Web page and app entries
▬▬▬▬▬▬▬▬▬▬
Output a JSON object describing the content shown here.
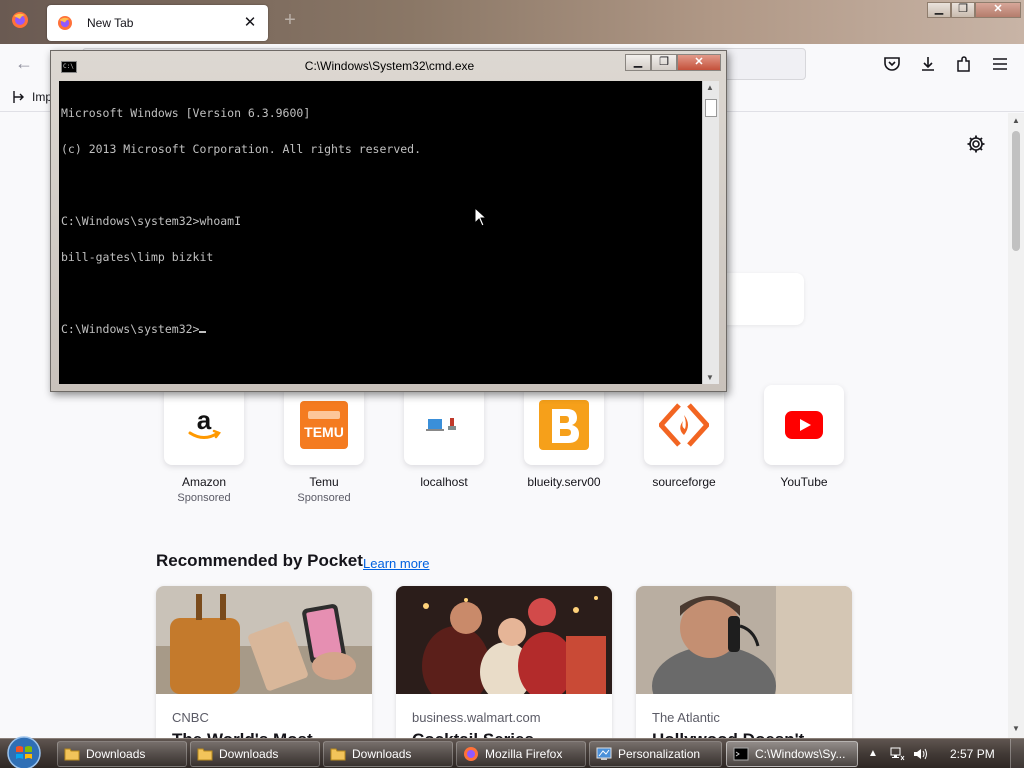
{
  "browser": {
    "tab_title": "New Tab",
    "tab_close": "✕",
    "new_tab": "+",
    "back": "←",
    "bookmark_import": "Imp"
  },
  "window_controls": {
    "min": "▁",
    "max": "❐",
    "close": "✕"
  },
  "top_sites": [
    {
      "label": "Amazon",
      "sponsored": "Sponsored",
      "icon": "amazon-icon"
    },
    {
      "label": "Temu",
      "sponsored": "Sponsored",
      "icon": "temu-icon"
    },
    {
      "label": "localhost",
      "sponsored": "",
      "icon": "localhost-icon"
    },
    {
      "label": "blueity.serv00",
      "sponsored": "",
      "icon": "blueity-icon"
    },
    {
      "label": "sourceforge",
      "sponsored": "",
      "icon": "sourceforge-icon"
    },
    {
      "label": "YouTube",
      "sponsored": "",
      "icon": "youtube-icon"
    }
  ],
  "temu_logo_text": "TEMU",
  "pocket": {
    "heading": "Recommended by Pocket",
    "learn_more": "Learn more",
    "cards": [
      {
        "source": "CNBC",
        "headline": "The World's Most"
      },
      {
        "source": "business.walmart.com",
        "headline": "Cocktail Series"
      },
      {
        "source": "The Atlantic",
        "headline": "Hollywood Doesn't"
      }
    ]
  },
  "cmd": {
    "title": "C:\\Windows\\System32\\cmd.exe",
    "icon_text": "C:\\",
    "lines": [
      "Microsoft Windows [Version 6.3.9600]",
      "(c) 2013 Microsoft Corporation. All rights reserved.",
      "",
      "C:\\Windows\\system32>whoamI",
      "bill-gates\\limp bizkit",
      "",
      "C:\\Windows\\system32>"
    ]
  },
  "taskbar": {
    "items": [
      {
        "label": "Downloads",
        "icon": "folder-icon"
      },
      {
        "label": "Downloads",
        "icon": "folder-icon"
      },
      {
        "label": "Downloads",
        "icon": "folder-icon"
      },
      {
        "label": "Mozilla Firefox",
        "icon": "firefox-icon"
      },
      {
        "label": "Personalization",
        "icon": "personalization-icon"
      },
      {
        "label": "C:\\Windows\\Sy...",
        "icon": "cmd-icon"
      }
    ],
    "clock": "2:57 PM"
  },
  "colors": {
    "link": "#0061e0",
    "youtube_red": "#ff0000",
    "temu_orange": "#f47b20",
    "blueity_orange": "#f6a01a",
    "sourceforge_orange": "#f26522"
  }
}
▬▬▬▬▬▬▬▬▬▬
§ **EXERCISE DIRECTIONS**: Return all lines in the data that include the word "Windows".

§ **REPLY**:
    "title": "C:\\Windows\\System32\\cmd.exe",
      "Microsoft Windows [Version 6.3.9600]",
      "C:\\Windows\\system32>whoamI",
      "C:\\Windows\\system32>"
        "label": "C:\\Windows\\Sy...",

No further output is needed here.